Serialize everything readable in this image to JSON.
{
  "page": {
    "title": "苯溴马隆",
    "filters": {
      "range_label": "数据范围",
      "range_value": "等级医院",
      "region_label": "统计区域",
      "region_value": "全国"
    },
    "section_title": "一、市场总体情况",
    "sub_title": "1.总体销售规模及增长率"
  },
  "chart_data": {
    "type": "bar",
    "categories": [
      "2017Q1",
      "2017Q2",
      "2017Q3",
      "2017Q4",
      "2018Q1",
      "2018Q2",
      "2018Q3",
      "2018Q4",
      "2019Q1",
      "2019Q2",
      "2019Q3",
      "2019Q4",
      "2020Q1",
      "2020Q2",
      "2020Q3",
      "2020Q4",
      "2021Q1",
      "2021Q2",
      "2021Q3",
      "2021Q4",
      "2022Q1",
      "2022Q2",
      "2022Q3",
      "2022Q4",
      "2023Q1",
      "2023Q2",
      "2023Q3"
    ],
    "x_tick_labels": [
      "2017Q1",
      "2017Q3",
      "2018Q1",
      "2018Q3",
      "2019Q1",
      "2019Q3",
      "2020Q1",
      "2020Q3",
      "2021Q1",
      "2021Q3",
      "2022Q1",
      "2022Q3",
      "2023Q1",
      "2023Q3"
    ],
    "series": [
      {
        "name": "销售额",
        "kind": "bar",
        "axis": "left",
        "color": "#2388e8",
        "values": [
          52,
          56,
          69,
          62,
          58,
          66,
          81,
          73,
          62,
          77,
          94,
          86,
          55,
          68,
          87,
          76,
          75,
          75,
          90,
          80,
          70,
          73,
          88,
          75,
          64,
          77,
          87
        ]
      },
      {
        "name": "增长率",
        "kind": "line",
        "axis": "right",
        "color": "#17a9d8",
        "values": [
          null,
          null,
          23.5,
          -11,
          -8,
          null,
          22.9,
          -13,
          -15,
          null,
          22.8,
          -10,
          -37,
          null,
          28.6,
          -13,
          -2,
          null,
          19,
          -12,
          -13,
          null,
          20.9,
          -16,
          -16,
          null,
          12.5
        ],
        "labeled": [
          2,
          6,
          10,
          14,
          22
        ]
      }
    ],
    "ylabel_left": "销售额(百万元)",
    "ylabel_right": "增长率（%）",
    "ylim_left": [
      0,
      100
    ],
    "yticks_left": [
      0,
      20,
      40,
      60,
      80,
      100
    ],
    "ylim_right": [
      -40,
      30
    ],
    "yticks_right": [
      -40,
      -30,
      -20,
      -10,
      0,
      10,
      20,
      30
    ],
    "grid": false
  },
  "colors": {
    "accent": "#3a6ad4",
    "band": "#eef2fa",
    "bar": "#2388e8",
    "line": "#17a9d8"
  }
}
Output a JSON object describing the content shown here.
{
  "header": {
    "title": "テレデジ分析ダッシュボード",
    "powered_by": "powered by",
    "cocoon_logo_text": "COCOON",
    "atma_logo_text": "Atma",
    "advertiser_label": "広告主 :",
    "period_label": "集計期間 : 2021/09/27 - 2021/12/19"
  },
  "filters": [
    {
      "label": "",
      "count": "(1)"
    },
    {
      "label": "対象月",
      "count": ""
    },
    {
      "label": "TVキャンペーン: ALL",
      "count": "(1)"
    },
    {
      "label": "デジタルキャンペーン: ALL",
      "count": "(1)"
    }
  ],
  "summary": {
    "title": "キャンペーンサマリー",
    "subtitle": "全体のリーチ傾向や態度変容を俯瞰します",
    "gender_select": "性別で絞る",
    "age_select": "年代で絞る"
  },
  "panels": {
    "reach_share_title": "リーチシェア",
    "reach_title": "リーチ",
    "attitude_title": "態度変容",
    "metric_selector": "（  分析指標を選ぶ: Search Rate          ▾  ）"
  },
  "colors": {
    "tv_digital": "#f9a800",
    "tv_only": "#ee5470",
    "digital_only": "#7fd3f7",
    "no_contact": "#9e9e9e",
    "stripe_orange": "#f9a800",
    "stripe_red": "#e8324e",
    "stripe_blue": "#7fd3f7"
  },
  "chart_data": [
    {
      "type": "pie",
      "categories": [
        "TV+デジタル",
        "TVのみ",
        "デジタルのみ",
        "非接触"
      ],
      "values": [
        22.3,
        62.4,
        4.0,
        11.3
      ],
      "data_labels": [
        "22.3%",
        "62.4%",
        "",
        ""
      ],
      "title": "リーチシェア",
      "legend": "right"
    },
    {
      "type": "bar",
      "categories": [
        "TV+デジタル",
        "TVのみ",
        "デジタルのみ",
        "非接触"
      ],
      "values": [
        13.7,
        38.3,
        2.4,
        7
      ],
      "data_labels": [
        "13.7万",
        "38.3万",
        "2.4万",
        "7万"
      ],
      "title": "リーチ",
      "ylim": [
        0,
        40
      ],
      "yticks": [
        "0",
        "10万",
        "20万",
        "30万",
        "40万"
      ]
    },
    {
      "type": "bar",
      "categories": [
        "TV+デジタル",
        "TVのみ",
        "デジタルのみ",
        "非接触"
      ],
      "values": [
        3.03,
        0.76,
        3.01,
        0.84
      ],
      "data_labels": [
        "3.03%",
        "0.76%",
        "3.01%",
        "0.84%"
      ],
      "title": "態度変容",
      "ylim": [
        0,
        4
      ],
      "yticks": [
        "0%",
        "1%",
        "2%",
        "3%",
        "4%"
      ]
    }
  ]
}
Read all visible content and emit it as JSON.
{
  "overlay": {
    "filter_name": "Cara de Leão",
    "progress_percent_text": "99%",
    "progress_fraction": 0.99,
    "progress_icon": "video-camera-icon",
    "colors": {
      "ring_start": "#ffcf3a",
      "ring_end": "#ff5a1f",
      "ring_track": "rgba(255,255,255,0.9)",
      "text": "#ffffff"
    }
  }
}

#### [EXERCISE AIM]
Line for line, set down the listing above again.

#### [WORKED SOLUTION]
Serialize everything readable in this image to JSON.
{
  "page": {
    "title": "苯溴马隆",
    "filters": {
      "range_label": "数据范围",
      "range_value": "等级医院",
      "region_label": "统计区域",
      "region_value": "全国"
    },
    "section_title": "一、市场总体情况",
    "sub_title": "1.总体销售规模及增长率"
  },
  "chart_data": {
    "type": "bar",
    "categories": [
      "2017Q1",
      "2017Q2",
      "2017Q3",
      "2017Q4",
      "2018Q1",
      "2018Q2",
      "2018Q3",
      "2018Q4",
      "2019Q1",
      "2019Q2",
      "2019Q3",
      "2019Q4",
      "2020Q1",
      "2020Q2",
      "2020Q3",
      "2020Q4",
      "2021Q1",
      "2021Q2",
      "2021Q3",
      "2021Q4",
      "2022Q1",
      "2022Q2",
      "2022Q3",
      "2022Q4",
      "2023Q1",
      "2023Q2",
      "2023Q3"
    ],
    "x_tick_labels": [
      "2017Q1",
      "2017Q3",
      "2018Q1",
      "2018Q3",
      "2019Q1",
      "2019Q3",
      "2020Q1",
      "2020Q3",
      "2021Q1",
      "2021Q3",
      "2022Q1",
      "2022Q3",
      "2023Q1",
      "2023Q3"
    ],
    "series": [
      {
        "name": "销售额",
        "kind": "bar",
        "axis": "left",
        "color": "#2388e8",
        "values": [
          52,
          56,
          69,
          62,
          58,
          66,
          81,
          73,
          62,
          77,
          94,
          86,
          55,
          68,
          87,
          76,
          75,
          75,
          90,
          80,
          70,
          73,
          88,
          75,
          64,
          77,
          87
        ]
      },
      {
        "name": "增长率",
        "kind": "line",
        "axis": "right",
        "color": "#17a9d8",
        "values": [
          null,
          null,
          23.5,
          -11,
          -8,
          null,
          22.9,
          -13,
          -15,
          null,
          22.8,
          -10,
          -37,
          null,
          28.6,
          -13,
          -2,
          null,
          19,
          -12,
          -13,
          null,
          20.9,
          -16,
          -16,
          null,
          12.5
        ],
        "labeled": [
          2,
          6,
          10,
          14,
          22
        ]
      }
    ],
    "ylabel_left": "销售额(百万元)",
    "ylabel_right": "增长率（%）",
    "ylim_left": [
      0,
      100
    ],
    "yticks_left": [
      0,
      20,
      40,
      60,
      80,
      100
    ],
    "ylim_right": [
      -40,
      30
    ],
    "yticks_right": [
      -40,
      -30,
      -20,
      -10,
      0,
      10,
      20,
      30
    ],
    "grid": false
  },
  "colors": {
    "accent": "#3a6ad4",
    "band": "#eef2fa",
    "bar": "#2388e8",
    "line": "#17a9d8"
  }
}
Output a JSON object describing the content shown here.
{
  "header": {
    "title": "テレデジ分析ダッシュボード",
    "powered_by": "powered by",
    "cocoon_logo_text": "COCOON",
    "atma_logo_text": "Atma",
    "advertiser_label": "広告主 :",
    "period_label": "集計期間 : 2021/09/27 - 2021/12/19"
  },
  "filters": [
    {
      "label": "",
      "count": "(1)"
    },
    {
      "label": "対象月",
      "count": ""
    },
    {
      "label": "TVキャンペーン: ALL",
      "count": "(1)"
    },
    {
      "label": "デジタルキャンペーン: ALL",
      "count": "(1)"
    }
  ],
  "summary": {
    "title": "キャンペーンサマリー",
    "subtitle": "全体のリーチ傾向や態度変容を俯瞰します",
    "gender_select": "性別で絞る",
    "age_select": "年代で絞る"
  },
  "panels": {
    "reach_share_title": "リーチシェア",
    "reach_title": "リーチ",
    "attitude_title": "態度変容",
    "metric_selector": "（  分析指標を選ぶ: Search Rate          ▾  ）"
  },
  "colors": {
    "tv_digital": "#f9a800",
    "tv_only": "#ee5470",
    "digital_only": "#7fd3f7",
    "no_contact": "#9e9e9e",
    "stripe_orange": "#f9a800",
    "stripe_red": "#e8324e",
    "stripe_blue": "#7fd3f7"
  },
  "chart_data": [
    {
      "type": "pie",
      "categories": [
        "TV+デジタル",
        "TVのみ",
        "デジタルのみ",
        "非接触"
      ],
      "values": [
        22.3,
        62.4,
        4.0,
        11.3
      ],
      "data_labels": [
        "22.3%",
        "62.4%",
        "",
        ""
      ],
      "title": "リーチシェア",
      "legend": "right"
    },
    {
      "type": "bar",
      "categories": [
        "TV+デジタル",
        "TVのみ",
        "デジタルのみ",
        "非接触"
      ],
      "values": [
        13.7,
        38.3,
        2.4,
        7
      ],
      "data_labels": [
        "13.7万",
        "38.3万",
        "2.4万",
        "7万"
      ],
      "title": "リーチ",
      "ylim": [
        0,
        40
      ],
      "yticks": [
        "0",
        "10万",
        "20万",
        "30万",
        "40万"
      ]
    },
    {
      "type": "bar",
      "categories": [
        "TV+デジタル",
        "TVのみ",
        "デジタルのみ",
        "非接触"
      ],
      "values": [
        3.03,
        0.76,
        3.01,
        0.84
      ],
      "data_labels": [
        "3.03%",
        "0.76%",
        "3.01%",
        "0.84%"
      ],
      "title": "態度変容",
      "ylim": [
        0,
        4
      ],
      "yticks": [
        "0%",
        "1%",
        "2%",
        "3%",
        "4%"
      ]
    }
  ]
}
Read all visible content and emit it as JSON.
{
  "overlay": {
    "filter_name": "Cara de Leão",
    "progress_percent_text": "99%",
    "progress_fraction": 0.99,
    "progress_icon": "video-camera-icon",
    "colors": {
      "ring_start": "#ffcf3a",
      "ring_end": "#ff5a1f",
      "ring_track": "rgba(255,255,255,0.9)",
      "text": "#ffffff"
    }
  }
}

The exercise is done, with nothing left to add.